● PROBLEM DETAILS: Among the lines of the material, copy those that hold the string "saate".

● RECORDS SHOWN:
-*-
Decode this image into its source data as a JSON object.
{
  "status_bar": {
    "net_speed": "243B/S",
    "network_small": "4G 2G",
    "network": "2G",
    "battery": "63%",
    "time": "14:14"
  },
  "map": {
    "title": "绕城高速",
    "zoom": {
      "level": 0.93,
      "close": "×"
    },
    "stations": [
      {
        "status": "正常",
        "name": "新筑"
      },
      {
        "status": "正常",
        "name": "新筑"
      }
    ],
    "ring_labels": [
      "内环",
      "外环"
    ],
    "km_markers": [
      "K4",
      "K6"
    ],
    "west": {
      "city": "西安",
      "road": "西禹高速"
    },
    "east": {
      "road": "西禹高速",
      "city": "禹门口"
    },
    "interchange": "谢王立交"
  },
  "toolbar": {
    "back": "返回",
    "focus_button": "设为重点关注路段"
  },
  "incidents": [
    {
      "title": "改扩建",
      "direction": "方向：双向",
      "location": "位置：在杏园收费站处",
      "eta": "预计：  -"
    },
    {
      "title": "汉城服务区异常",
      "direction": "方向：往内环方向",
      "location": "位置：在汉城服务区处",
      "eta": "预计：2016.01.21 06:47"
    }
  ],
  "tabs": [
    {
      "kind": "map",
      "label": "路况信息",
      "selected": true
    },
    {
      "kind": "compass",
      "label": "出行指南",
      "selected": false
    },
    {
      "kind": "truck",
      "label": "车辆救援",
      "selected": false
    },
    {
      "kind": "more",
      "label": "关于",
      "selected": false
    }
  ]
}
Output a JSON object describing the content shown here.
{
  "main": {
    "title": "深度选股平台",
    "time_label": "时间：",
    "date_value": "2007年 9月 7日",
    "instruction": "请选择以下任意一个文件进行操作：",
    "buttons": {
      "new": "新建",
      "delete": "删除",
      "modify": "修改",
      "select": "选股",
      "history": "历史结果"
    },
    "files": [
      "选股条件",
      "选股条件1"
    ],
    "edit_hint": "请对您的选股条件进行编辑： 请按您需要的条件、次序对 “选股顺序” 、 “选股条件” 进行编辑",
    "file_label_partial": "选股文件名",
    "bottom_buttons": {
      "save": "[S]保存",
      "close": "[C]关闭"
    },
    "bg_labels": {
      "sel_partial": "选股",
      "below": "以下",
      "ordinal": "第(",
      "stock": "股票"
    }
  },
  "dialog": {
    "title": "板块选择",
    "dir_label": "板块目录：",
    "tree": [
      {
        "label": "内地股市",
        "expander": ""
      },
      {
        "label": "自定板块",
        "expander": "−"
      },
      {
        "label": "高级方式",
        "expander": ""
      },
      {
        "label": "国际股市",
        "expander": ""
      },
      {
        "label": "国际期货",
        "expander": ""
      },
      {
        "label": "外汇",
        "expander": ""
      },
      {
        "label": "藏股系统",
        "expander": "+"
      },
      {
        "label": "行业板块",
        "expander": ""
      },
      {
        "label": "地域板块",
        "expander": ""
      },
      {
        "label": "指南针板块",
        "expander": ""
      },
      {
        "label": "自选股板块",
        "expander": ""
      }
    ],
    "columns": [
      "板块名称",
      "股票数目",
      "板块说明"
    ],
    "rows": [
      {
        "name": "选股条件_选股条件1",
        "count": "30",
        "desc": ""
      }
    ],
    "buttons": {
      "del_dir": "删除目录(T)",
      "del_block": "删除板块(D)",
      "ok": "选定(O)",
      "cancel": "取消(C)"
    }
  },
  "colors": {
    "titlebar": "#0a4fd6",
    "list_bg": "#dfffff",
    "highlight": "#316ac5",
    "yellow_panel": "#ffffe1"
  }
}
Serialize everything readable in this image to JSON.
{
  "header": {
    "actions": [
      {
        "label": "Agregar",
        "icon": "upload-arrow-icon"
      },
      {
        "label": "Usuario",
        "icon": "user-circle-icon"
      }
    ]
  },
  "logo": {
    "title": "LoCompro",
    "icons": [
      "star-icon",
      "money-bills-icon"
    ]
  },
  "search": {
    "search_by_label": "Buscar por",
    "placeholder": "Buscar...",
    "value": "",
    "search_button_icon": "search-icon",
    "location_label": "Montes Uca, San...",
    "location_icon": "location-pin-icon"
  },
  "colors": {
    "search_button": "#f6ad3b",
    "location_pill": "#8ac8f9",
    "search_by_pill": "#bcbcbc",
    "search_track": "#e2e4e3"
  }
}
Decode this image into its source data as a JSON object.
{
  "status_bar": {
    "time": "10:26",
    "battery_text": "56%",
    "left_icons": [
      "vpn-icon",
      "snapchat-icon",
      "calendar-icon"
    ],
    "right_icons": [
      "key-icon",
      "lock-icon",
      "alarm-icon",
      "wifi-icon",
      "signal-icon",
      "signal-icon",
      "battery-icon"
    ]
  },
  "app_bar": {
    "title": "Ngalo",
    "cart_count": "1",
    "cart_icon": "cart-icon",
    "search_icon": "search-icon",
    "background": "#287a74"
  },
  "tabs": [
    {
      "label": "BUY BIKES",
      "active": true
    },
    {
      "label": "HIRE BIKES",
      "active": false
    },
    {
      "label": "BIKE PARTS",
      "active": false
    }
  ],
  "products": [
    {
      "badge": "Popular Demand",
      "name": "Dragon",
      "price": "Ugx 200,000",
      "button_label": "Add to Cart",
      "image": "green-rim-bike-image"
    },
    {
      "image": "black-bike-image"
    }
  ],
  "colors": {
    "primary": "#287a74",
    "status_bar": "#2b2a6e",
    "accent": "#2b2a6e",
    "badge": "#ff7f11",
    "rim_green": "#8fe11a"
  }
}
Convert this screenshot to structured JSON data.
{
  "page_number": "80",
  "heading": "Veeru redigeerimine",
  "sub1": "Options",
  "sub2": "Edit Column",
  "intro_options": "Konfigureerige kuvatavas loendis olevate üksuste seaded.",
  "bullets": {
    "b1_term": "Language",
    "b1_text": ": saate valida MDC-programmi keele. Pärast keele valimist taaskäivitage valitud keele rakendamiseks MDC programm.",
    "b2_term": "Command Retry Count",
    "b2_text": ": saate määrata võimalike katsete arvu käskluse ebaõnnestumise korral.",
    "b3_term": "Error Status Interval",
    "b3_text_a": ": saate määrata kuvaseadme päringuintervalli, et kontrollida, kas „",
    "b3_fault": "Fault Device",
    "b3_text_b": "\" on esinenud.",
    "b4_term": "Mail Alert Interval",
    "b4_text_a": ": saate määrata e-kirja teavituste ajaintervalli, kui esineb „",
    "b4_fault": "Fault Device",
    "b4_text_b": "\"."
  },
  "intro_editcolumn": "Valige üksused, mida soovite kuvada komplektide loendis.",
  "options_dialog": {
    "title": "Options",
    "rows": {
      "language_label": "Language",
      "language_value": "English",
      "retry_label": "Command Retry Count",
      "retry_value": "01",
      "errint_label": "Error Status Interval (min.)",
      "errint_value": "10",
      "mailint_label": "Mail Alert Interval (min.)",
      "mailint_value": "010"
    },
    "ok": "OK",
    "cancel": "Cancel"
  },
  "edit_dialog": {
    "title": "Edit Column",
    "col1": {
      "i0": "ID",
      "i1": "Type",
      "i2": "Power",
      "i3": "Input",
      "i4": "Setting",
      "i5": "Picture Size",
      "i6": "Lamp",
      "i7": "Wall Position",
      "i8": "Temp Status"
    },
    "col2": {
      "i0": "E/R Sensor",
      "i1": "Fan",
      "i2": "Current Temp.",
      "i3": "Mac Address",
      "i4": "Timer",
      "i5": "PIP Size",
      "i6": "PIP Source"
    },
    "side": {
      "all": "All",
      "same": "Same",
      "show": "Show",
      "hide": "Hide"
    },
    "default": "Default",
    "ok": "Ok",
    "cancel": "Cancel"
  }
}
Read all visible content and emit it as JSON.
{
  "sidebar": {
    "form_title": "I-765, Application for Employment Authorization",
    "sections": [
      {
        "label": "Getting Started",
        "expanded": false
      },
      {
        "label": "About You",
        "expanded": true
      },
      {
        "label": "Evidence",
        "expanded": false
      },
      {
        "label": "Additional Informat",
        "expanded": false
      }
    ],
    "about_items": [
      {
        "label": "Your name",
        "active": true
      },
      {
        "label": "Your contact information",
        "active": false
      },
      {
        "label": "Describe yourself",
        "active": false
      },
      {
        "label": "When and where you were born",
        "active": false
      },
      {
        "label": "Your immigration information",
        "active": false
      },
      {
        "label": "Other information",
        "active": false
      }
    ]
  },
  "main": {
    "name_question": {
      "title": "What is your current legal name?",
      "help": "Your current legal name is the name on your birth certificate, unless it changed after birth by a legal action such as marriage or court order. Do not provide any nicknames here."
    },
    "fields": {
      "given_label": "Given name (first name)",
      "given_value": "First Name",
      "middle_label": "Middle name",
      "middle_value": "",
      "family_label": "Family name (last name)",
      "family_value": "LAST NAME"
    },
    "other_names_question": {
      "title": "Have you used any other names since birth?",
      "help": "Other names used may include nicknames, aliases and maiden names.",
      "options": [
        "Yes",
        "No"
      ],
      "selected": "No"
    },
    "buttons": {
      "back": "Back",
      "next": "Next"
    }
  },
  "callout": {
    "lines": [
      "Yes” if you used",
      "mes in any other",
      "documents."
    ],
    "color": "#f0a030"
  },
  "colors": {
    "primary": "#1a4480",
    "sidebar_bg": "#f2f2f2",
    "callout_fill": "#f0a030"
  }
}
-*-
● COMPLETED EXERCISE:
    "b1_text": ": saate valida MDC-programmi keele. Pärast keele valimist taaskäivitage valitud keele rakendamiseks MDC programm.",
    "b2_text": ": saate määrata võimalike katsete arvu käskluse ebaõnnestumise korral.",
    "b3_text_a": ": saate määrata kuvaseadme päringuintervalli, et kontrollida, kas „",
    "b4_text_a": ": saate määrata e-kirja teavituste ajaintervalli, kui esineb „",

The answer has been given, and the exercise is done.